Data for analysis:

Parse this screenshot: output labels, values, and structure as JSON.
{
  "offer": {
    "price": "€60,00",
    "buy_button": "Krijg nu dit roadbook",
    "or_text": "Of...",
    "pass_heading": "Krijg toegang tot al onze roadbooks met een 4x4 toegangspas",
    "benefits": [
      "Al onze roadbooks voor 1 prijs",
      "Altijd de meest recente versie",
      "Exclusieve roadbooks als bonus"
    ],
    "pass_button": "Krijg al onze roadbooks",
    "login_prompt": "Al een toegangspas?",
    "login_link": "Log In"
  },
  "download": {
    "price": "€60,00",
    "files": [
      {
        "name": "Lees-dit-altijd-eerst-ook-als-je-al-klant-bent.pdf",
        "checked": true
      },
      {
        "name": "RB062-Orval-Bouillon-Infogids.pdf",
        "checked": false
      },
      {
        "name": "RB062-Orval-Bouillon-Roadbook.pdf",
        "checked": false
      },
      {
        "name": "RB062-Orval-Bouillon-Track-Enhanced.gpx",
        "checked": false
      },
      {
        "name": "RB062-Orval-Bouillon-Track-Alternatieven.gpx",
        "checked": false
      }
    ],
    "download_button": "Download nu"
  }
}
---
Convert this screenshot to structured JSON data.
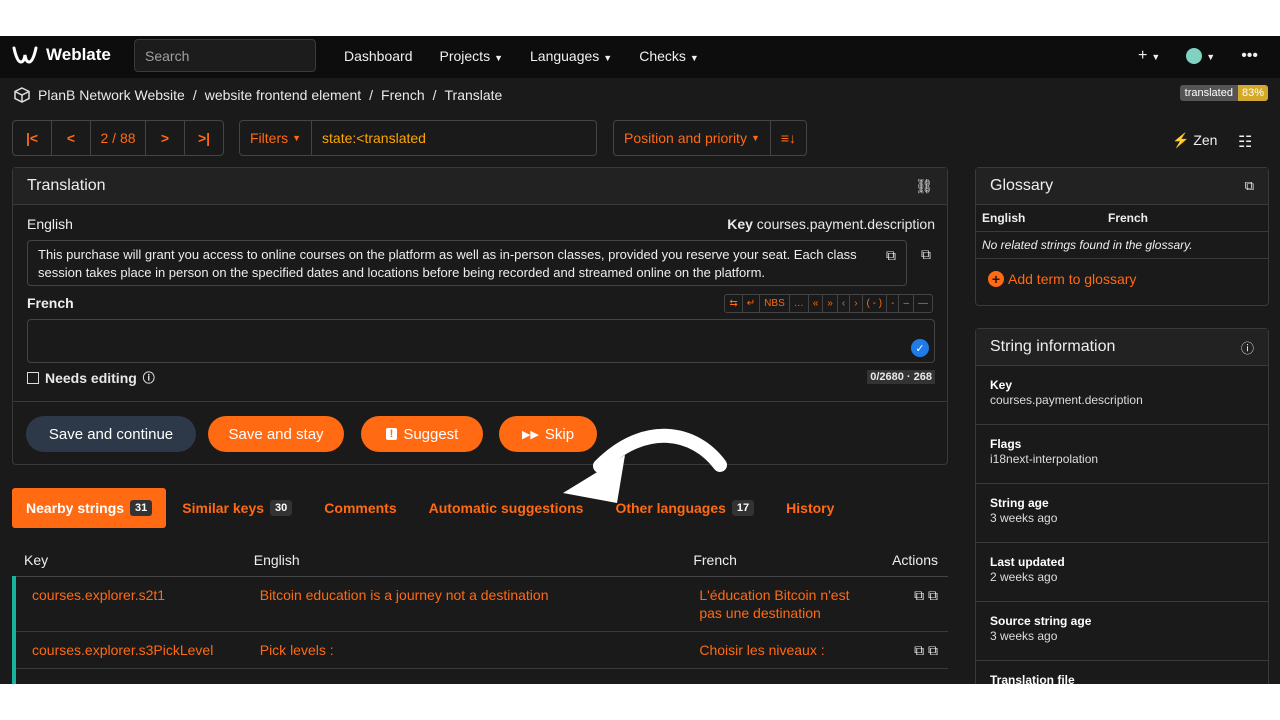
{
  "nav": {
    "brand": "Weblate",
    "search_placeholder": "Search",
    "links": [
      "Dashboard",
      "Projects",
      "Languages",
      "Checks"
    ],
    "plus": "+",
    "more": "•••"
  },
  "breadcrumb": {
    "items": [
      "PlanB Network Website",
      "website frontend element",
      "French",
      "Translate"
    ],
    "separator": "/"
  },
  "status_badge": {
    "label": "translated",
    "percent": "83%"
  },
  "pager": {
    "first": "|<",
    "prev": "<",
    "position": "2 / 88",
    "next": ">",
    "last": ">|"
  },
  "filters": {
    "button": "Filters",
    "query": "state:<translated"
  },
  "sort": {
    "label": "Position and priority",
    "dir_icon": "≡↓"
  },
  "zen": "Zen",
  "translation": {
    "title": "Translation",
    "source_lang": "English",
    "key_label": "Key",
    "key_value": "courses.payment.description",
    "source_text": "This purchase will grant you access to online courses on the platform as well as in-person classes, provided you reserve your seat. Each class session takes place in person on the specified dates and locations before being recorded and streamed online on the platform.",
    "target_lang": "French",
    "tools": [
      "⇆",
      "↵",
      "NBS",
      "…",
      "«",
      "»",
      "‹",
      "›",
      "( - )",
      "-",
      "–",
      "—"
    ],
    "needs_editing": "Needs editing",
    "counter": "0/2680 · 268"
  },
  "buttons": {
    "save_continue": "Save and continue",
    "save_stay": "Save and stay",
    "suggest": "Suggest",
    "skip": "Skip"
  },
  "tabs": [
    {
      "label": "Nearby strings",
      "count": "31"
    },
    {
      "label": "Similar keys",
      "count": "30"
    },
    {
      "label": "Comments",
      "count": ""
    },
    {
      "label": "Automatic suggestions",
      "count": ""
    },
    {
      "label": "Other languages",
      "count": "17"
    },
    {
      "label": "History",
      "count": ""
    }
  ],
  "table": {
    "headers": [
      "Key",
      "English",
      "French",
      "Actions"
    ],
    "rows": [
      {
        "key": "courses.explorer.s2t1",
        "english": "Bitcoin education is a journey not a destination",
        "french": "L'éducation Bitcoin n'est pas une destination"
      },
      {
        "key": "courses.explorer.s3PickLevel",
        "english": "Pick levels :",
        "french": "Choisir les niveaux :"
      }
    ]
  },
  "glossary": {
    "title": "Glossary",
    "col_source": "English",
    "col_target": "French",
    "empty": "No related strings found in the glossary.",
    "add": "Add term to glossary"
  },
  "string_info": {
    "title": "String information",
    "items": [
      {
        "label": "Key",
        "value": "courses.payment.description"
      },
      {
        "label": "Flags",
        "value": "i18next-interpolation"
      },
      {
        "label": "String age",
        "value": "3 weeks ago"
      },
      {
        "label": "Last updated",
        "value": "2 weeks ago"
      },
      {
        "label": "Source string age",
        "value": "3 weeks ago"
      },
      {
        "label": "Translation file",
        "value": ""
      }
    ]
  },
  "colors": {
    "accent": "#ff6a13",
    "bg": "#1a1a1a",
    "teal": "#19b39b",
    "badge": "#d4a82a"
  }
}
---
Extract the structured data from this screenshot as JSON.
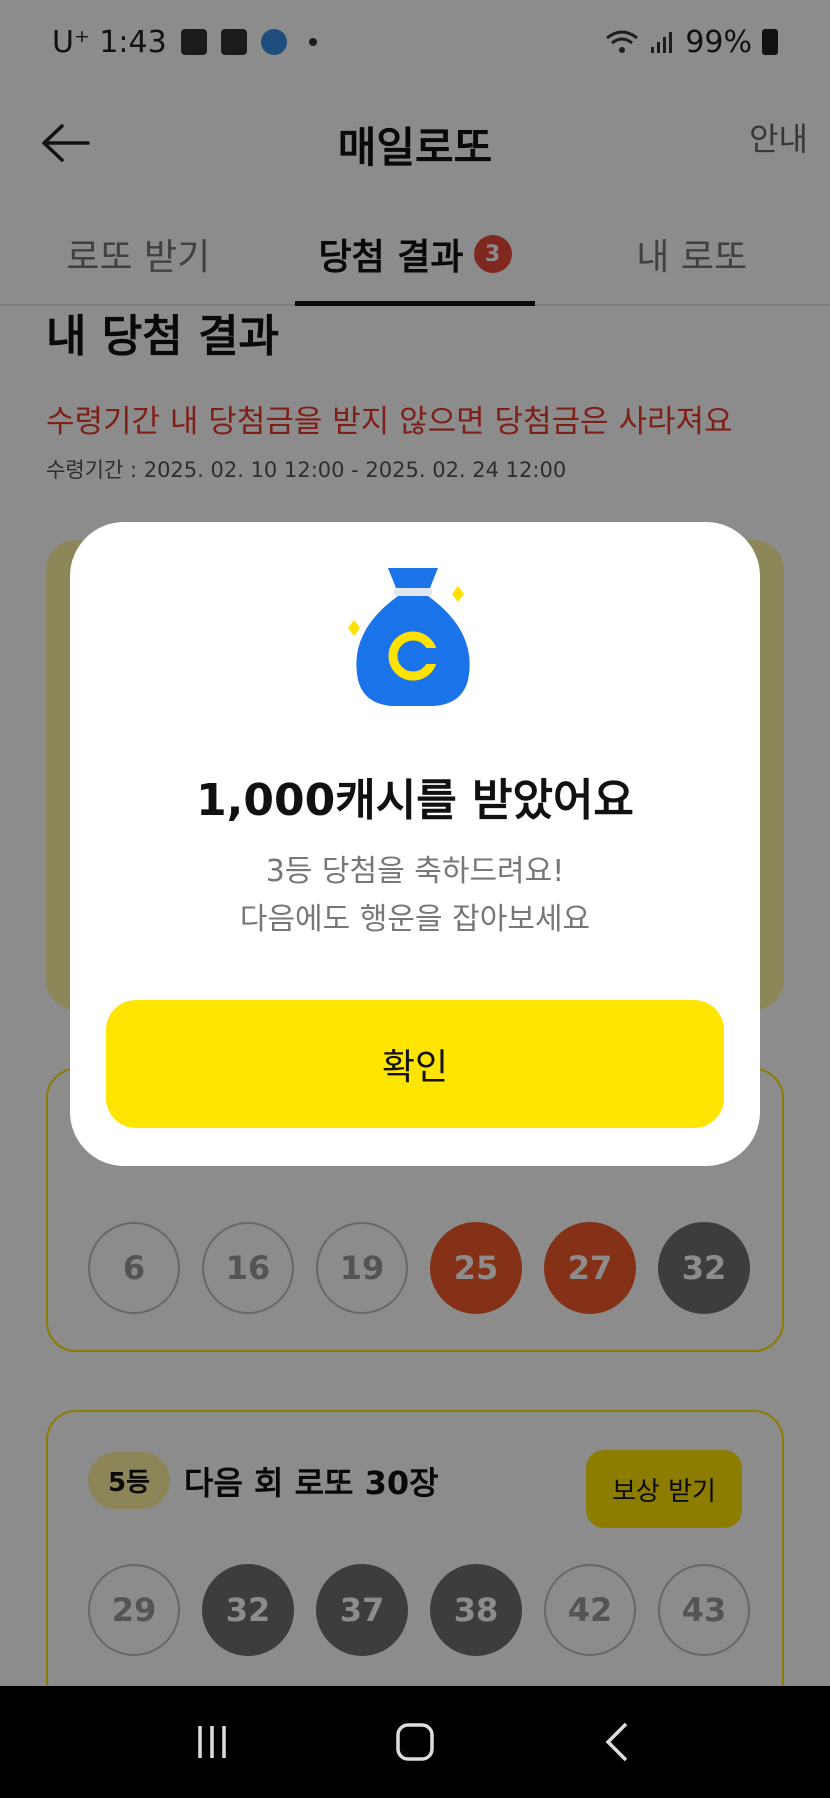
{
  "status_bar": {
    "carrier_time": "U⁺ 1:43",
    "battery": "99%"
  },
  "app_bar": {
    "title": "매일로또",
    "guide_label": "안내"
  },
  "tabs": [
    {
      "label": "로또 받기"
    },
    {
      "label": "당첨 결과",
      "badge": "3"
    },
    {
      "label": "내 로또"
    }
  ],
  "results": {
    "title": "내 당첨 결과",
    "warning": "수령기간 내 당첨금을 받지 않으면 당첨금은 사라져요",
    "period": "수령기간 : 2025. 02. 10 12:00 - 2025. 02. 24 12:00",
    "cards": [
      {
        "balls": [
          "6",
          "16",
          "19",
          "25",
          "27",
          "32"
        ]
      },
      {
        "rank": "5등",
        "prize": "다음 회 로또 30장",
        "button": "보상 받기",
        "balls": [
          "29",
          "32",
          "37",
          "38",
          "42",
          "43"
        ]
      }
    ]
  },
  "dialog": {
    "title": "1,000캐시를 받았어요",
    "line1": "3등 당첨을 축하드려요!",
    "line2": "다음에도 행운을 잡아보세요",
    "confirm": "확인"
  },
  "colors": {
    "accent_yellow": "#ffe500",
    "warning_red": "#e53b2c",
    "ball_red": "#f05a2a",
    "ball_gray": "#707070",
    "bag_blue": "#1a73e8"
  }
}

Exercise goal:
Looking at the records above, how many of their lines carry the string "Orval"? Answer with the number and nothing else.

Worked solution:
4